== Your task ==
Lines of the listing that contain "progress" need to be copied.

_ _ _ _

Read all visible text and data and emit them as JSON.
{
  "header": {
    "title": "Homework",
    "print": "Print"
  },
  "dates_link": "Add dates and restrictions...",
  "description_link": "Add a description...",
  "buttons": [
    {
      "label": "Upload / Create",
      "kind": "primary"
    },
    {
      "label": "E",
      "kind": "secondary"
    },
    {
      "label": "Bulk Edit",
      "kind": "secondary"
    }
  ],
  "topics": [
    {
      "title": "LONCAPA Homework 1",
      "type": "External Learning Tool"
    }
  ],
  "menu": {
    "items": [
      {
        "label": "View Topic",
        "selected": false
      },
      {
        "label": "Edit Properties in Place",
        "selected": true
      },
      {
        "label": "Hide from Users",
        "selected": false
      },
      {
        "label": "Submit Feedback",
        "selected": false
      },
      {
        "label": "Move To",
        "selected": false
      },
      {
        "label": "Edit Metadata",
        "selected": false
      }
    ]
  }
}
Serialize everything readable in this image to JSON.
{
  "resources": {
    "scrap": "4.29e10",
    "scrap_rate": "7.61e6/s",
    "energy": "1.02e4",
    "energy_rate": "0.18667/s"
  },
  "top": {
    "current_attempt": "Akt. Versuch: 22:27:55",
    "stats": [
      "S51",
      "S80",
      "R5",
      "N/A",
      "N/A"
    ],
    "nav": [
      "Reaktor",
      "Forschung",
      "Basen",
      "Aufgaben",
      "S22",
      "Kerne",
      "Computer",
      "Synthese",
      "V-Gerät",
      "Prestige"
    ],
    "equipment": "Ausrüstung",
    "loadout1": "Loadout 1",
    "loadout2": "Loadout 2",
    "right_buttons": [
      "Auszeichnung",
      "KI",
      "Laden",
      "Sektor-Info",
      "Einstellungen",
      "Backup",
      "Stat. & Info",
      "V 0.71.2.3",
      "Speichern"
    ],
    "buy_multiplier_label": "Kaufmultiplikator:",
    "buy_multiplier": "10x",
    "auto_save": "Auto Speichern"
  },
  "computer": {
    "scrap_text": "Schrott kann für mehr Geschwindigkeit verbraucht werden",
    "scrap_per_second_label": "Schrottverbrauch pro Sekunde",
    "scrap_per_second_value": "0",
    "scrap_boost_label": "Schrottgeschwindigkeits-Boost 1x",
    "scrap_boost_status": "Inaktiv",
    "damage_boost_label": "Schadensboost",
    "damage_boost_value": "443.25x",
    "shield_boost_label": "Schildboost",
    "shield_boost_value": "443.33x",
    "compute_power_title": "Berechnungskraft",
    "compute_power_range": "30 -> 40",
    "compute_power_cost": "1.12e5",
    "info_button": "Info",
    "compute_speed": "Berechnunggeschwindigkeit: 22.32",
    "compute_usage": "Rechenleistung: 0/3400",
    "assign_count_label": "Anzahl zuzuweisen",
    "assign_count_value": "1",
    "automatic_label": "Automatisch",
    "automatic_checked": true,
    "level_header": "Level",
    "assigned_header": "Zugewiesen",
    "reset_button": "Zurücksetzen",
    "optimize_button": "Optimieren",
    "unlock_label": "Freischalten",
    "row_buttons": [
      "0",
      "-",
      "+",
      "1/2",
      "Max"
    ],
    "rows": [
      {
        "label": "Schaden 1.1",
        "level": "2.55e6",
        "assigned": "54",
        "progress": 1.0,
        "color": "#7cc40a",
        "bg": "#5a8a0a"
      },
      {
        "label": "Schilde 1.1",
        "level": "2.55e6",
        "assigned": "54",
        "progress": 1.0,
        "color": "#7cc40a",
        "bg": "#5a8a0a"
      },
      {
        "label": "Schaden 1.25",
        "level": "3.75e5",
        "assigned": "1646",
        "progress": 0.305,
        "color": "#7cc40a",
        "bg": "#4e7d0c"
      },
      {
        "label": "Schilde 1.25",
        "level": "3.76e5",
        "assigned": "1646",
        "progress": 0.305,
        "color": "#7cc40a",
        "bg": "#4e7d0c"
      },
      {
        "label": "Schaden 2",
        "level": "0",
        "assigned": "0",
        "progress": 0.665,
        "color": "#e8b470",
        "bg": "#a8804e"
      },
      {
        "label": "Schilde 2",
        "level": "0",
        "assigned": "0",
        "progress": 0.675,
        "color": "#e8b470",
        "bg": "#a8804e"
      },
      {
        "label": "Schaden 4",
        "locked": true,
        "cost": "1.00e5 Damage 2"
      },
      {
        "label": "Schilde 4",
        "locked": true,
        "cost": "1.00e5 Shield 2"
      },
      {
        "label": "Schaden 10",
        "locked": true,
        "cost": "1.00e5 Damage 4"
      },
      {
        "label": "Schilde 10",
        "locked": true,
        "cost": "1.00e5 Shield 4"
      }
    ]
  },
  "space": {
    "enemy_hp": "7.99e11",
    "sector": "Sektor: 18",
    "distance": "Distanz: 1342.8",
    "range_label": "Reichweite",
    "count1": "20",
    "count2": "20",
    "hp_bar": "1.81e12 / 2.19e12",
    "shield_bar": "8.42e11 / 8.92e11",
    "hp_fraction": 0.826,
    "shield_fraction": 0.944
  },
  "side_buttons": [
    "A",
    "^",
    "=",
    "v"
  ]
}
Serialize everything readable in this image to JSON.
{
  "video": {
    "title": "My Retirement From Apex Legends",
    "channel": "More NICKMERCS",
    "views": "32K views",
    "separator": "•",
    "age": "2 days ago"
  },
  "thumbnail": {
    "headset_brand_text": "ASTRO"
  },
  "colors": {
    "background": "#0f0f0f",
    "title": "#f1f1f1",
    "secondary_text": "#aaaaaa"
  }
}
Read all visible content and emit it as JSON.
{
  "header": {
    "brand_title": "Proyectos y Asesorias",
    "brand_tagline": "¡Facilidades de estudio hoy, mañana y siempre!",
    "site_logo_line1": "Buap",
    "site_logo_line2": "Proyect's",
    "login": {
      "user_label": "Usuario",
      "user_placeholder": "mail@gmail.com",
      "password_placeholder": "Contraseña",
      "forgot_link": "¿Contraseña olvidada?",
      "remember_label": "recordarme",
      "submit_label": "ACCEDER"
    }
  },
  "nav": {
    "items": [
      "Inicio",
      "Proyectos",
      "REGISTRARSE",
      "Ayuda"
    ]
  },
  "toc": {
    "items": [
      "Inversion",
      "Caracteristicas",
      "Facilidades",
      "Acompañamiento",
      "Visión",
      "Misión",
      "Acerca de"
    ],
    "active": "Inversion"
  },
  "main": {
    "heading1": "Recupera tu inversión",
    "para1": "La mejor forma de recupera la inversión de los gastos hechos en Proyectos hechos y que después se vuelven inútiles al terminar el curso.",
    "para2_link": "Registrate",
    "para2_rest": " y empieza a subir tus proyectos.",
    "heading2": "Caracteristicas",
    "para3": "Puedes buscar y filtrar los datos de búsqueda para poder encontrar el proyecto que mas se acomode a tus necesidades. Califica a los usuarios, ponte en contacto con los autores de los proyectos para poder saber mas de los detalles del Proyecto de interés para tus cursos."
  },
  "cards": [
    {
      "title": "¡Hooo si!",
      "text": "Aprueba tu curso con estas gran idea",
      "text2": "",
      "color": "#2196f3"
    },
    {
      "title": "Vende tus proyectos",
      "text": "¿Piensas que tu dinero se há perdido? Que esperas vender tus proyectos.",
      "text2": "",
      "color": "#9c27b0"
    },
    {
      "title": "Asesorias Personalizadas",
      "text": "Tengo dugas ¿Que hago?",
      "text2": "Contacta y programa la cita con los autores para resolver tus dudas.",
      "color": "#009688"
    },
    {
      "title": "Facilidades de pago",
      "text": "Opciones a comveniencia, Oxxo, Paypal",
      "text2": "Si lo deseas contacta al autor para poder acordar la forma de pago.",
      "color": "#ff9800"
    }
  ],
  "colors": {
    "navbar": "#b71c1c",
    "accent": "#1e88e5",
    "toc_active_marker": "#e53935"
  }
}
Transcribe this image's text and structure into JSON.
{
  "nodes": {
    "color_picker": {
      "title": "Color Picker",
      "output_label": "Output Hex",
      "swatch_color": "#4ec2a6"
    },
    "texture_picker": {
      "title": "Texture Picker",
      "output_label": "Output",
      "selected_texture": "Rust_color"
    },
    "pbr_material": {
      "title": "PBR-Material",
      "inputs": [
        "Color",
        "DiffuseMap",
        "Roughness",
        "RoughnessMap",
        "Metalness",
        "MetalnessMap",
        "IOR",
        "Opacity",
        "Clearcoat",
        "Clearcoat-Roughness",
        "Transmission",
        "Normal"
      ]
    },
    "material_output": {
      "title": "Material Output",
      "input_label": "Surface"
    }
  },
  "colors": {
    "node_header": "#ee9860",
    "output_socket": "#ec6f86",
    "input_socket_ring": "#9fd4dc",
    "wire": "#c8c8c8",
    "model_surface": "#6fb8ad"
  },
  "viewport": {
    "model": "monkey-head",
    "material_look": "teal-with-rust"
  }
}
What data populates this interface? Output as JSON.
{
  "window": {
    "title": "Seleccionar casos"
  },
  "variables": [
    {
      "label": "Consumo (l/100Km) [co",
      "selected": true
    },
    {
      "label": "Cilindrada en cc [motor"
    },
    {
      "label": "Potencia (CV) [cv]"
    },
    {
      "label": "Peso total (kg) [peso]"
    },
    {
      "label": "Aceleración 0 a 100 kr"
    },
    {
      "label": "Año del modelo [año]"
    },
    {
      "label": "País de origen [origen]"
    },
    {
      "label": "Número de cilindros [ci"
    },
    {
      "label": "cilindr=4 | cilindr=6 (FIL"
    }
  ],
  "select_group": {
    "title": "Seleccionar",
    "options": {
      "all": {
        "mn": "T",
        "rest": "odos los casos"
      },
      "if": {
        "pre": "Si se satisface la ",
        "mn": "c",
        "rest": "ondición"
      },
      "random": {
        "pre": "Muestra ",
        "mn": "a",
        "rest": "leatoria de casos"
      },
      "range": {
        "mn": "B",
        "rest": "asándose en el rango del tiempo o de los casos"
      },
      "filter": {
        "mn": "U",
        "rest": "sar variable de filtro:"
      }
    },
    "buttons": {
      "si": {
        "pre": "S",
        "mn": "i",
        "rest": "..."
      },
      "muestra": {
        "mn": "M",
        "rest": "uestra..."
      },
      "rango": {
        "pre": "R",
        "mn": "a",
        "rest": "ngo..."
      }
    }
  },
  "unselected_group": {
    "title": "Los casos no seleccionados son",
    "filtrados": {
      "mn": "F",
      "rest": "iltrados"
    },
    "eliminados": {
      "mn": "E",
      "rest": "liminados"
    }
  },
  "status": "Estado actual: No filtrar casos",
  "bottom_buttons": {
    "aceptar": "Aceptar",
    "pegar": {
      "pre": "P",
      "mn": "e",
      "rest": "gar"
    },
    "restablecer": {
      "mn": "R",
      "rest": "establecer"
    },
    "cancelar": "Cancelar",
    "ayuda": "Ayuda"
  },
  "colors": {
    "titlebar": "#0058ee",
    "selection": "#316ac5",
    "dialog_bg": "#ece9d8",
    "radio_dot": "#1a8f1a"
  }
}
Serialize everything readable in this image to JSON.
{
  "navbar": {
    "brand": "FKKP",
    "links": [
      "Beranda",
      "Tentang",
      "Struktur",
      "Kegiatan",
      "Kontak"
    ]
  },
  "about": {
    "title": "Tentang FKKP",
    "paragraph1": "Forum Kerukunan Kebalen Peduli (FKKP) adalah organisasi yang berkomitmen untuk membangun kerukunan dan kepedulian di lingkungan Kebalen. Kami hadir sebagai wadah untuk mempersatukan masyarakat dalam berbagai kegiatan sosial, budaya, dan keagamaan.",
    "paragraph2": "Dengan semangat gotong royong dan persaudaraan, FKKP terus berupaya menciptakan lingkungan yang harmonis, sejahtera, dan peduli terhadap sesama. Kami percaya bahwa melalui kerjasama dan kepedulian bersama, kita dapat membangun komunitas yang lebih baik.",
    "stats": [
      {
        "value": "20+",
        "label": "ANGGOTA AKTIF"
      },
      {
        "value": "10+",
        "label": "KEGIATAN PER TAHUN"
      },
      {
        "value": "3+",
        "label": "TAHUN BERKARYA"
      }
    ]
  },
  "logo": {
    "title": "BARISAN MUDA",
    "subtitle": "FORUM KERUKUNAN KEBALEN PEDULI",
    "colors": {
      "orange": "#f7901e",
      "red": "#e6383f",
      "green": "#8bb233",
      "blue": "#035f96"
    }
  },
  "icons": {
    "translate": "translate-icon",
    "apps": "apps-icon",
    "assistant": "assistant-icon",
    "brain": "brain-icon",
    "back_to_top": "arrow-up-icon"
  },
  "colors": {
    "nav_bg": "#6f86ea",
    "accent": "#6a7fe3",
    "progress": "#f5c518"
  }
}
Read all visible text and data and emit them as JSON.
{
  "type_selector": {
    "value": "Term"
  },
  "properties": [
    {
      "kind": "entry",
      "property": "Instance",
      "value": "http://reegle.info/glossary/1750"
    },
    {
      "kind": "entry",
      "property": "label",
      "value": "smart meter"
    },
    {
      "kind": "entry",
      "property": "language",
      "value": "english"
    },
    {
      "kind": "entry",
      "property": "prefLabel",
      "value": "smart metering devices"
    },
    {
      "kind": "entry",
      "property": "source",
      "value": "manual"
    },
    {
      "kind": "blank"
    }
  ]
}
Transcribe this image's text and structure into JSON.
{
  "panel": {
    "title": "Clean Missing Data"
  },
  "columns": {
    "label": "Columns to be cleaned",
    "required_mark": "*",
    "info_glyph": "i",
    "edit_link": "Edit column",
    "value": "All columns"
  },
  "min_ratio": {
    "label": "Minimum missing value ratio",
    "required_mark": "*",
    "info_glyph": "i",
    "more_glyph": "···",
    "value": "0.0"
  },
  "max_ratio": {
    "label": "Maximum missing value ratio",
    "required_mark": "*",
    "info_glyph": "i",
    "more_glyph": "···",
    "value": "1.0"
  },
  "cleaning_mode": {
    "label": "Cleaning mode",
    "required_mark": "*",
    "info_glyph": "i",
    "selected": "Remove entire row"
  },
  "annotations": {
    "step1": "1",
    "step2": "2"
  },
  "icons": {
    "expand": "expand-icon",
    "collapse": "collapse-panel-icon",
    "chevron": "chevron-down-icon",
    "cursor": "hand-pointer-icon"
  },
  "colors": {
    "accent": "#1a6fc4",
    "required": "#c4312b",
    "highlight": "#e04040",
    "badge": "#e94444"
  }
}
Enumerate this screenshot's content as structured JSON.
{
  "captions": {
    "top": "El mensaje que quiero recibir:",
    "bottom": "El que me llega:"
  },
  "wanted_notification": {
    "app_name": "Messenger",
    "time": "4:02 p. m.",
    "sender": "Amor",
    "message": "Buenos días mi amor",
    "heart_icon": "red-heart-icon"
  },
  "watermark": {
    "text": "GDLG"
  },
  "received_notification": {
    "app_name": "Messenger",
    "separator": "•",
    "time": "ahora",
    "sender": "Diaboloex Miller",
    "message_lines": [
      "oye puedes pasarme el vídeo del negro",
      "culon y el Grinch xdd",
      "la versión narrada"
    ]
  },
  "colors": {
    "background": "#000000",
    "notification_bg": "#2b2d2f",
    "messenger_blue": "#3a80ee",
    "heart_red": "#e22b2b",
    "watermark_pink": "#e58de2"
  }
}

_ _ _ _

== Task answer ==
        "progress": 1.0,
        "progress": 1.0,
        "progress": 0.305,
        "progress": 0.305,
        "progress": 0.665,
        "progress": 0.675,
    "progress": "#f5c518"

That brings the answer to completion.